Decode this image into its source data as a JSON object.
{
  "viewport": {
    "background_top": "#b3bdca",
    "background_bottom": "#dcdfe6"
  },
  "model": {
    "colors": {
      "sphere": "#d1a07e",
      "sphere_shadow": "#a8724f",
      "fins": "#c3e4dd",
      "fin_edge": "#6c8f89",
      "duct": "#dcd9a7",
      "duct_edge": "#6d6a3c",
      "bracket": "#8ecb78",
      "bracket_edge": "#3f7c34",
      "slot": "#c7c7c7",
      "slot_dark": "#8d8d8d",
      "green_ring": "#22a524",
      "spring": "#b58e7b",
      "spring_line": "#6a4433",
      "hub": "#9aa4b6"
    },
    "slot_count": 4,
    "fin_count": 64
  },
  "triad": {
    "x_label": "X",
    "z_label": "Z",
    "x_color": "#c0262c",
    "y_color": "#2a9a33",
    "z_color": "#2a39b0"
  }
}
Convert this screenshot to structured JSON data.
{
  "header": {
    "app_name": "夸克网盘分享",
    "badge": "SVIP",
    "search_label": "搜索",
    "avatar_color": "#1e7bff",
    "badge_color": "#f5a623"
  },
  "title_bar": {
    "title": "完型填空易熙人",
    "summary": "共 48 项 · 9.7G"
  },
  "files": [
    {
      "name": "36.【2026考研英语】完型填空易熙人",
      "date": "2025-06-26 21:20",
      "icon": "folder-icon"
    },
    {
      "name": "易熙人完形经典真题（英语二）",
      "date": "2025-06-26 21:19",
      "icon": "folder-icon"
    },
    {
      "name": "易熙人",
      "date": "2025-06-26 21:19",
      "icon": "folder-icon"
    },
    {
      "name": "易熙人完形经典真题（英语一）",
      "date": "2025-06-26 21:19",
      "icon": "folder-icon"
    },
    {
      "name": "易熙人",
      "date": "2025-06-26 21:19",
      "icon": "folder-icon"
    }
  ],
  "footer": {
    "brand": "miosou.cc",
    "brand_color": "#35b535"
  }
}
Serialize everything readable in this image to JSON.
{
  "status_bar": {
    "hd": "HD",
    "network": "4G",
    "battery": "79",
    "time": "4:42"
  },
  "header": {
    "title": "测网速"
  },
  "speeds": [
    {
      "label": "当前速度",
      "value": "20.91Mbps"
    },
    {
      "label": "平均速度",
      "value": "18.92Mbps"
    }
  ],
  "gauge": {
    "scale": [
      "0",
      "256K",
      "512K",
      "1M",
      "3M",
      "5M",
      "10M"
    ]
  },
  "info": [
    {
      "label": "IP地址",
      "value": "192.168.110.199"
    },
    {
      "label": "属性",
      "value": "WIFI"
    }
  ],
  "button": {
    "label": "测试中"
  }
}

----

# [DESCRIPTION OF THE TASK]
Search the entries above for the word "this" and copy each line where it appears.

# [TASK OUTPUT]
Decode this image into its source data as a JSON object.
Convert this screenshot to structured JSON data.
Serialize everything readable in this image to JSON.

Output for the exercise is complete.